Email Us My Blog


Attacking Phantoms Is Not Brave, Taoiseach

Irish Times July 29, 2011 by John Waters

THERE WAS nothing particularly “courageous” about Enda Kenny’s speech. It might have been brave 30 or 40 years ago, when the swishing soutanes and swinging thuribles did indeed rule the roost.

But not now, when the rulers are the secular-atheists and pseudo-rationalists who foist their nihilistic formulas on our children, while pretending that John Charles McQuaid is still breathing down their necks from Drumcondra.

The speech played that odd trick with time that has become the hallmark of much contemporary politics and commentary: purporting to confront some immense power in the present while challenging only phantoms. Anyone with the slightest grasp of reality knows the Irish Catholic hierarchy is a sorry sight, terrified of standing up to the new ascendancy, and that the Vatican is all but irrelevant to the running of the Irish church. But let us not let the facts cramp our style.

Some elements of Enda’s speech were welcome, mainly because the position of Taoiseach has been devoid of rigour and inspiration for so long. It was, fundamentally, a catch-up speech, compensating for the silence and equivocation that has characterised Irish politics down the years, with the crozier and Christ treated as synonymous. Its main strength was its sense of an exasperated venting, which may do some good. The Vatican does not comprehend the extent and nature of the crisis in contemporary Irish culture, and has been guided by the worst possible advice. Now, perhaps, it has awoken to the smell of coffee.

Some elements of the speech were reprehensible, especially the attack on Pope Benedict, which indicated gross ignorance, perhaps even malice. It is a sad day when the Taoiseach seems to have been trawling the internet for quotes – any quotes, regardless of context – to undermine the spiritual leader of the vast majority of his own people. I merely record this as a passing observation, having long understood that, in these matters, the truth is irrelevant.

Everyone associated with the Taoiseach’s speech knew that this unjust and dishonest attack would pass largely unchallenged, for who now cares to defend the Pope? Much has been made of the Taoiseach’s references to the fact of his own Catholicism. But, no more than his predecessors who bent the knee to Rome, Kenny did not outline what Catholicism means for him, speaking as if he regards the church mainly as a social force, to be dealt with according to the prevailing political climate. He seems to think of the church in the way shareholders regard their company’s board. He did not resort to throwing eggs, but it seemed a close call.

From rumblings otherwise, it seems he is now ad idem with the atheist ayatollahs of the Labour Party, preparing not merely to remove the right of Irish Catholic children to a Catholic education, but, in proposing laws to override the confessional seal, to attack the confidentiality which is at the core of pastoral relationships.

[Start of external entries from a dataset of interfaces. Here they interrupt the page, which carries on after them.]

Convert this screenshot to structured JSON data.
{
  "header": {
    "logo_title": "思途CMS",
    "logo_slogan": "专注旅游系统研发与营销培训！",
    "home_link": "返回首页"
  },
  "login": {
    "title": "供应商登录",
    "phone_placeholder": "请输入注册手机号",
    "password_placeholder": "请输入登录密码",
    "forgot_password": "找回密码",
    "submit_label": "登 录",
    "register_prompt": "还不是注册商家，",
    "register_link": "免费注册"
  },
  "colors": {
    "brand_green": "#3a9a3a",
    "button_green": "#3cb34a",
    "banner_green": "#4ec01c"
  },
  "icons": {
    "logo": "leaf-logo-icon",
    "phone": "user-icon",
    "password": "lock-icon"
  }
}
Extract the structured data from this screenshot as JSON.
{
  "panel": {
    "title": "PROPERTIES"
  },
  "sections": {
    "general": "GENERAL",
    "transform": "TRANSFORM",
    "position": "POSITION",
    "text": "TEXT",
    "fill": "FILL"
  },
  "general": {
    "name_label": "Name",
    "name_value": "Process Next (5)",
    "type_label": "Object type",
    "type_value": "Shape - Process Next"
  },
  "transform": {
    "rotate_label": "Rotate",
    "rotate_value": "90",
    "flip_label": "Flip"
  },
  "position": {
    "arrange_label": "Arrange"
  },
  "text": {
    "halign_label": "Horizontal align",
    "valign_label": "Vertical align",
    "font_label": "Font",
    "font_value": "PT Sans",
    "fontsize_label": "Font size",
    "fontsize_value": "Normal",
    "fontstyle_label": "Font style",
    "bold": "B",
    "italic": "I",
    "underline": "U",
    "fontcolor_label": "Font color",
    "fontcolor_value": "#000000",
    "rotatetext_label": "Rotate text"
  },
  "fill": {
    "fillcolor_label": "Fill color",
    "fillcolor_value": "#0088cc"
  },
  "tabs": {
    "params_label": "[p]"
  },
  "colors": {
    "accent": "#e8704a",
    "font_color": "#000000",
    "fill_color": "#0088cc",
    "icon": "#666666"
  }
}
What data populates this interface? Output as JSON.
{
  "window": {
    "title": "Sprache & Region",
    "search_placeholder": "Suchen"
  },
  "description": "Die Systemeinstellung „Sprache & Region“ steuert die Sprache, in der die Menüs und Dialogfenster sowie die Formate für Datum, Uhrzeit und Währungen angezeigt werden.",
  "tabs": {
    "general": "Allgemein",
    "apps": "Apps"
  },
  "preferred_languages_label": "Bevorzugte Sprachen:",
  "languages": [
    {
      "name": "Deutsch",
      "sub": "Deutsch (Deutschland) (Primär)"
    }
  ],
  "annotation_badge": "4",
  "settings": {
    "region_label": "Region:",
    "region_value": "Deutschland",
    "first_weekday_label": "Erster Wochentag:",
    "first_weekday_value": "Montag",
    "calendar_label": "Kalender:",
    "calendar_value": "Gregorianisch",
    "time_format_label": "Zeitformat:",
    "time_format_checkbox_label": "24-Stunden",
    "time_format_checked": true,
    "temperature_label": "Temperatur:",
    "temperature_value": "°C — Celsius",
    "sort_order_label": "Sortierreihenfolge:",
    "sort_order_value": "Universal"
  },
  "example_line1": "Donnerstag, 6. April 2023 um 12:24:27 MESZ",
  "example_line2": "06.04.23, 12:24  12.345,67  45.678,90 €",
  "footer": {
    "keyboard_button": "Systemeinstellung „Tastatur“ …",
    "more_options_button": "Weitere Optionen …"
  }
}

Ostensibly, Kenny was addressing the Dáil, but his words were directed at the invisible new regime, which has the power to make or break him as Taoiseach. He knows that he is in office on sufferance and that the regime, operating through the soft tissue of the Labour Party, will pull the plug the moment his all-hat-and-no-cattle Government shows signs of outliving its usefulness. Government politicians know they must take every opportunity to do the regime’s bidding, accumulating brownie points for the lean days to come. Sticking it to the Catholic Church is guaranteed to meet with the regime’s approval.

It would be delusional to imagine that we have left behind us the kind of Ireland in which those holding public office were answerable to forces or interests behind the scenes. Nowadays, power does not vest itself in soutanes, but operates over dinner tables and putting greens, making its imperatives known and reinforcing its world view through a media culture as malleable and compliant as in the allegedly dark days of the 1950s.

Power nowadays can be tracked in the cruder levels of public sentiment, drawing close those whose interests correspond to the objectives of the regime and banishing those deemed to represent some outmoded form of authority.

The moral content of this culture is overwhelmingly a matter of posture. Facts alone do not matter, but must be considered within the ecology of victimhood, which decides everything in advance. The truth is another planet. By claiming to represent the children of the nation, you acquire licence to say or do what you please.

But there are many ways of abusing children. You can sit them in desks and subject them to the knowing nonsense of cynics who steal their hope and joy so as to demonstrate repugnance of some derelict or decomposed authority. You can sell them false versions of freedom to make yourself rich. You can fill their heads with nihilism and wonder why they attempt to obliterate themselves with chemicals.

But, not to worry: the wreckage of present-day swishing and swinging can be left for the next generation, just as we now belatedly deal with the consequences of the sins and abuses of a time from which we are separated by time and the collateral innocence it has conferred on us.